WHAT TO WORK ON — Repeat every entry word for word. Images do not belong in the copy.
——————————
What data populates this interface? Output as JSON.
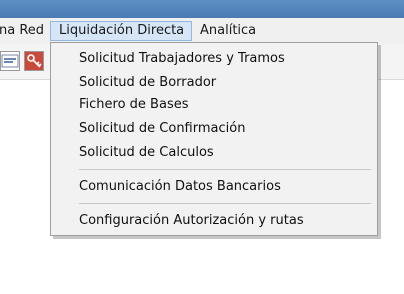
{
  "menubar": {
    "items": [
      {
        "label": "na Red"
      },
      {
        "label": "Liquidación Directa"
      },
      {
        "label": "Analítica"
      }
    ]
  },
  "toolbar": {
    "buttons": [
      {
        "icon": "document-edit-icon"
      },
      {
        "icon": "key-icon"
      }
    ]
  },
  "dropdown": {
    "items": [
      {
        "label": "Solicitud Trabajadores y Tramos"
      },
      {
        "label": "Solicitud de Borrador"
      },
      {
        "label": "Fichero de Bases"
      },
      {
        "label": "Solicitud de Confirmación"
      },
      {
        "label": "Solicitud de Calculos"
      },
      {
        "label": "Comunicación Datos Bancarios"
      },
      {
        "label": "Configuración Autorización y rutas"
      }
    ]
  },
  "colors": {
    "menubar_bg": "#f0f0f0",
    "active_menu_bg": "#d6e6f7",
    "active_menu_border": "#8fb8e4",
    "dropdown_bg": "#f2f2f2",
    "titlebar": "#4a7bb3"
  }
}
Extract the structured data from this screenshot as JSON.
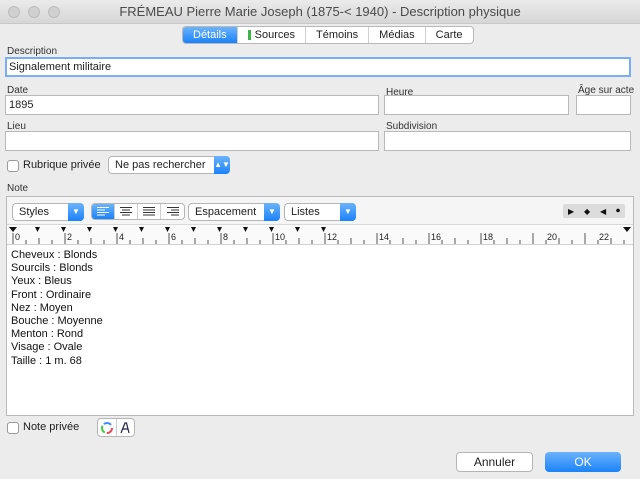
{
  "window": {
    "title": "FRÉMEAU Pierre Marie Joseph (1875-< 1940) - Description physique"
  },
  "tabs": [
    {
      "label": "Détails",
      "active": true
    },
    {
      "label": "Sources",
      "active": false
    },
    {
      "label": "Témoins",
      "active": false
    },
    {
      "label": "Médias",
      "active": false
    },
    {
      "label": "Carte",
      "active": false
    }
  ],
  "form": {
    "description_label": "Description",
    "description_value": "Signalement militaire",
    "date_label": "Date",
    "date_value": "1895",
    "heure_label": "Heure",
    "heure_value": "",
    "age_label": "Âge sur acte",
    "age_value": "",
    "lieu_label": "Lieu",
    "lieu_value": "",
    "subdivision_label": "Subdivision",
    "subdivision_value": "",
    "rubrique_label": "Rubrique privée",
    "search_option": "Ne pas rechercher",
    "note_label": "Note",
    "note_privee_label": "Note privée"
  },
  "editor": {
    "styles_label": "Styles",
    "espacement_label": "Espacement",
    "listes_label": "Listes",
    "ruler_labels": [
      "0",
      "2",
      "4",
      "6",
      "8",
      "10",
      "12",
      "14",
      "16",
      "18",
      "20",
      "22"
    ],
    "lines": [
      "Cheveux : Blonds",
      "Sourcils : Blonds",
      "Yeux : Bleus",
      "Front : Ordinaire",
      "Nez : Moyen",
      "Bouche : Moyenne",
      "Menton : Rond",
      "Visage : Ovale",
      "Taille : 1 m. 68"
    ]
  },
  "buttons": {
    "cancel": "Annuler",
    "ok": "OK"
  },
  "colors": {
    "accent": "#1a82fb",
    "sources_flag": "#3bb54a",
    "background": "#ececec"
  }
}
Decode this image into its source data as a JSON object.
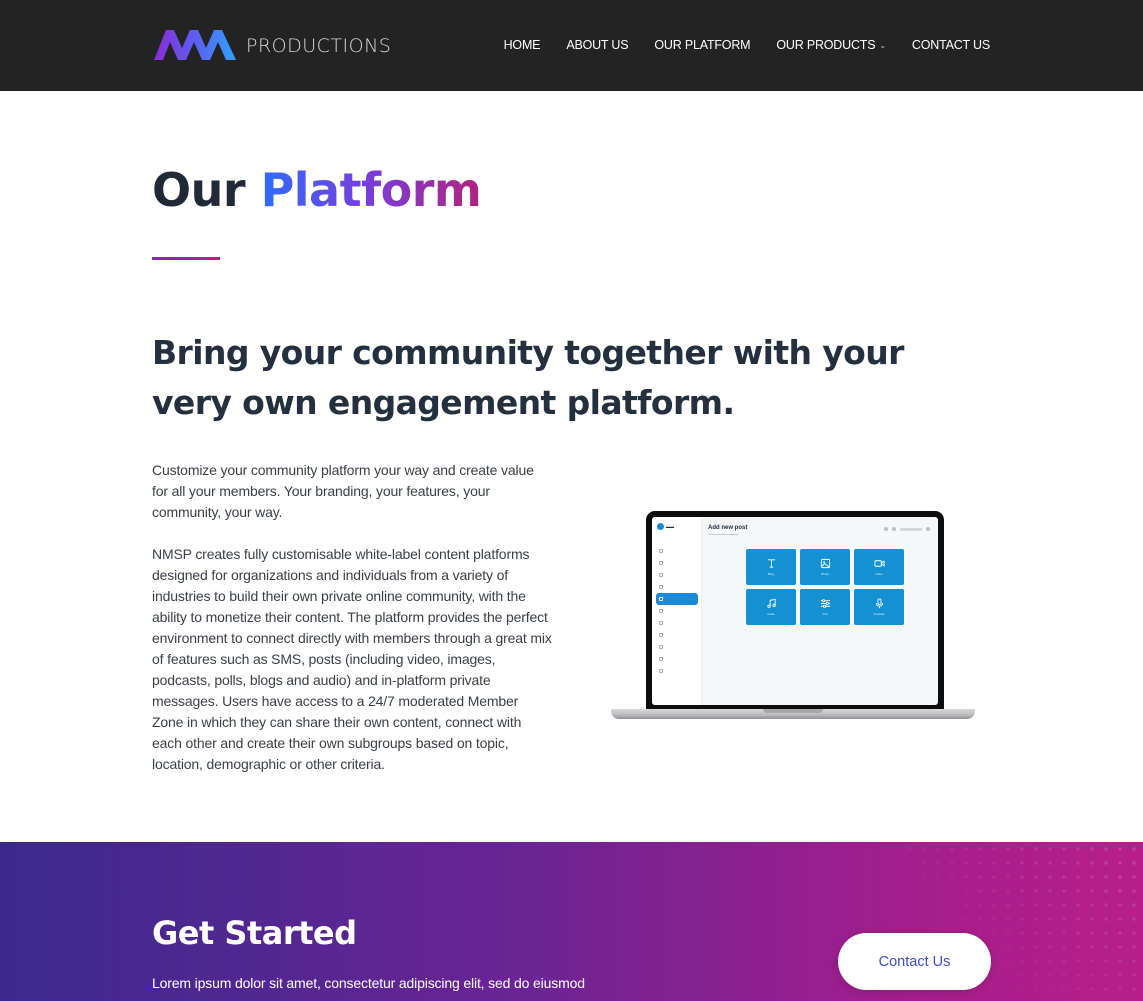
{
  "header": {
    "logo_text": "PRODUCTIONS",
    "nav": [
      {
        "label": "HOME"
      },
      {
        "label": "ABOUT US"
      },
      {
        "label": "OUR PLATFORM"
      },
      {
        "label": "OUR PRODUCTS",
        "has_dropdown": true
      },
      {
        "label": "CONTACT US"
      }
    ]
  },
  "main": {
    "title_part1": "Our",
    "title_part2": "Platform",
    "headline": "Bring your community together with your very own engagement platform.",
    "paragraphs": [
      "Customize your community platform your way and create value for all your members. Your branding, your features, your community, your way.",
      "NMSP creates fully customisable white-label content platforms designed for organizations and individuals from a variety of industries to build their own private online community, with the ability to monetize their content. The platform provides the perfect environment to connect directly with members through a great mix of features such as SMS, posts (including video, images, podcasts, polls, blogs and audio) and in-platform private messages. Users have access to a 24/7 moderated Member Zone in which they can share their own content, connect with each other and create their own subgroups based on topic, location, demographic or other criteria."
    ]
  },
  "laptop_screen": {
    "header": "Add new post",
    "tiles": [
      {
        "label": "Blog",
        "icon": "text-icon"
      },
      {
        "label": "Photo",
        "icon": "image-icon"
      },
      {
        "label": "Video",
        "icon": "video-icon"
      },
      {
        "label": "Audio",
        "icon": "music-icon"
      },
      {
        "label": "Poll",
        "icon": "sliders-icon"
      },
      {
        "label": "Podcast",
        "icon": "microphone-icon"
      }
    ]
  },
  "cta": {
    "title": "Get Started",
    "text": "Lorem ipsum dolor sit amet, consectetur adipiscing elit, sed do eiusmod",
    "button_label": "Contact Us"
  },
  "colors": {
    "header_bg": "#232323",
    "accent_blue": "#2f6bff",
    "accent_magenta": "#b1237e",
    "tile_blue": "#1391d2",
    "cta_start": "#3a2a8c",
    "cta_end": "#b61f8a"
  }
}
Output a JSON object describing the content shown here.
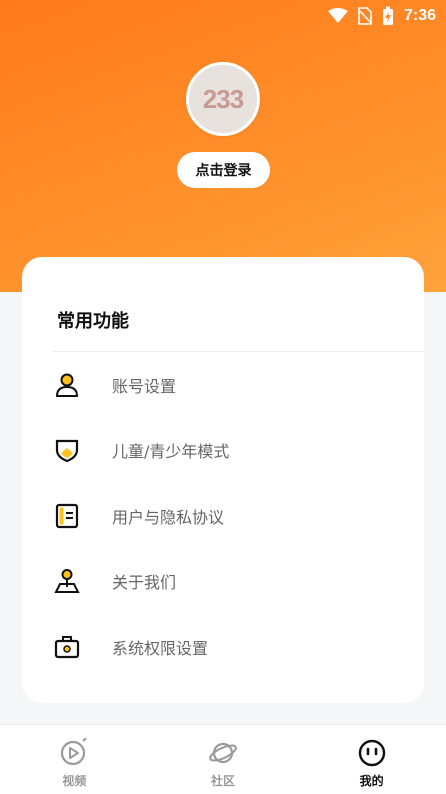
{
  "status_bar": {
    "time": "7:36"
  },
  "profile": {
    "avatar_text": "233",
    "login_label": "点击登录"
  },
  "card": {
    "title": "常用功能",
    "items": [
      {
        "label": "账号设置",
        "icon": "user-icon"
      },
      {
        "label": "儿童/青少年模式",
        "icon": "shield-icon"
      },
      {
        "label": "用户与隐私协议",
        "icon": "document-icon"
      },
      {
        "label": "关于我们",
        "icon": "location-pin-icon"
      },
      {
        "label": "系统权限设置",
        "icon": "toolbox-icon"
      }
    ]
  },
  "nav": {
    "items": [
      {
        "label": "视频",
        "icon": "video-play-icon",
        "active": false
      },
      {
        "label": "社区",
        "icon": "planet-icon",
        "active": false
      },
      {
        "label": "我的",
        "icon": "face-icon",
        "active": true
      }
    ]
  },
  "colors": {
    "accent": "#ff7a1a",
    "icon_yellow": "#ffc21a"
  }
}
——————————
SOLUTION TO THE EXERCISE —
What data populates this interface? Output as JSON.
{
  "menubar": {
    "items": [
      {
        "label": "na Red"
      },
      {
        "label": "Liquidación Directa"
      },
      {
        "label": "Analítica"
      }
    ]
  },
  "toolbar": {
    "buttons": [
      {
        "icon": "document-edit-icon"
      },
      {
        "icon": "key-icon"
      }
    ]
  },
  "dropdown": {
    "items": [
      {
        "label": "Solicitud Trabajadores y Tramos"
      },
      {
        "label": "Solicitud de Borrador"
      },
      {
        "label": "Fichero de Bases"
      },
      {
        "label": "Solicitud de Confirmación"
      },
      {
        "label": "Solicitud de Calculos"
      },
      {
        "label": "Comunicación Datos Bancarios"
      },
      {
        "label": "Configuración Autorización y rutas"
      }
    ]
  },
  "colors": {
    "menubar_bg": "#f0f0f0",
    "active_menu_bg": "#d6e6f7",
    "active_menu_border": "#8fb8e4",
    "dropdown_bg": "#f2f2f2",
    "titlebar": "#4a7bb3"
  }
}
Extract the structured data from this screenshot as JSON.
{
  "window": {
    "title": "FRÉMEAU Pierre Marie Joseph (1875-< 1940) - Description physique"
  },
  "tabs": [
    {
      "label": "Détails",
      "active": true
    },
    {
      "label": "Sources",
      "active": false
    },
    {
      "label": "Témoins",
      "active": false
    },
    {
      "label": "Médias",
      "active": false
    },
    {
      "label": "Carte",
      "active": false
    }
  ],
  "form": {
    "description_label": "Description",
    "description_value": "Signalement militaire",
    "date_label": "Date",
    "date_value": "1895",
    "heure_label": "Heure",
    "heure_value": "",
    "age_label": "Âge sur acte",
    "age_value": "",
    "lieu_label": "Lieu",
    "lieu_value": "",
    "subdivision_label": "Subdivision",
    "subdivision_value": "",
    "rubrique_label": "Rubrique privée",
    "search_option": "Ne pas rechercher",
    "note_label": "Note",
    "note_privee_label": "Note privée"
  },
  "editor": {
    "styles_label": "Styles",
    "espacement_label": "Espacement",
    "listes_label": "Listes",
    "ruler_labels": [
      "0",
      "2",
      "4",
      "6",
      "8",
      "10",
      "12",
      "14",
      "16",
      "18",
      "20",
      "22"
    ],
    "lines": [
      "Cheveux : Blonds",
      "Sourcils : Blonds",
      "Yeux : Bleus",
      "Front : Ordinaire",
      "Nez : Moyen",
      "Bouche : Moyenne",
      "Menton : Rond",
      "Visage : Ovale",
      "Taille : 1 m. 68"
    ]
  },
  "buttons": {
    "cancel": "Annuler",
    "ok": "OK"
  },
  "colors": {
    "accent": "#1a82fb",
    "sources_flag": "#3bb54a",
    "background": "#ececec"
  }
}
Decode this image into its source data as a JSON object.
{
  "header": {
    "logo_text": "PRODUCTIONS",
    "nav": [
      {
        "label": "HOME"
      },
      {
        "label": "ABOUT US"
      },
      {
        "label": "OUR PLATFORM"
      },
      {
        "label": "OUR PRODUCTS",
        "has_dropdown": true
      },
      {
        "label": "CONTACT US"
      }
    ]
  },
  "main": {
    "title_part1": "Our",
    "title_part2": "Platform",
    "headline": "Bring your community together with your very own engagement platform.",
    "paragraphs": [
      "Customize your community platform your way and create value for all your members. Your branding, your features, your community, your way.",
      "NMSP creates fully customisable white-label content platforms designed for organizations and individuals from a variety of industries to build their own private online community, with the ability to monetize their content. The platform provides the perfect environment to connect directly with members through a great mix of features such as SMS, posts (including video, images, podcasts, polls, blogs and audio) and in-platform private messages. Users have access to a 24/7 moderated Member Zone in which they can share their own content, connect with each other and create their own subgroups based on topic, location, demographic or other criteria."
    ]
  },
  "laptop_screen": {
    "header": "Add new post",
    "tiles": [
      {
        "label": "Blog",
        "icon": "text-icon"
      },
      {
        "label": "Photo",
        "icon": "image-icon"
      },
      {
        "label": "Video",
        "icon": "video-icon"
      },
      {
        "label": "Audio",
        "icon": "music-icon"
      },
      {
        "label": "Poll",
        "icon": "sliders-icon"
      },
      {
        "label": "Podcast",
        "icon": "microphone-icon"
      }
    ]
  },
  "cta": {
    "title": "Get Started",
    "text": "Lorem ipsum dolor sit amet, consectetur adipiscing elit, sed do eiusmod",
    "button_label": "Contact Us"
  },
  "colors": {
    "header_bg": "#232323",
    "accent_blue": "#2f6bff",
    "accent_magenta": "#b1237e",
    "tile_blue": "#1391d2",
    "cta_start": "#3a2a8c",
    "cta_end": "#b61f8a"
  }
}
Output a JSON object describing the content shown here.
{
  "status_bar": {
    "time": "7:36"
  },
  "profile": {
    "avatar_text": "233",
    "login_label": "点击登录"
  },
  "card": {
    "title": "常用功能",
    "items": [
      {
        "label": "账号设置",
        "icon": "user-icon"
      },
      {
        "label": "儿童/青少年模式",
        "icon": "shield-icon"
      },
      {
        "label": "用户与隐私协议",
        "icon": "document-icon"
      },
      {
        "label": "关于我们",
        "icon": "location-pin-icon"
      },
      {
        "label": "系统权限设置",
        "icon": "toolbox-icon"
      }
    ]
  },
  "nav": {
    "items": [
      {
        "label": "视频",
        "icon": "video-play-icon",
        "active": false
      },
      {
        "label": "社区",
        "icon": "planet-icon",
        "active": false
      },
      {
        "label": "我的",
        "icon": "face-icon",
        "active": true
      }
    ]
  },
  "colors": {
    "accent": "#ff7a1a",
    "icon_yellow": "#ffc21a"
  }
}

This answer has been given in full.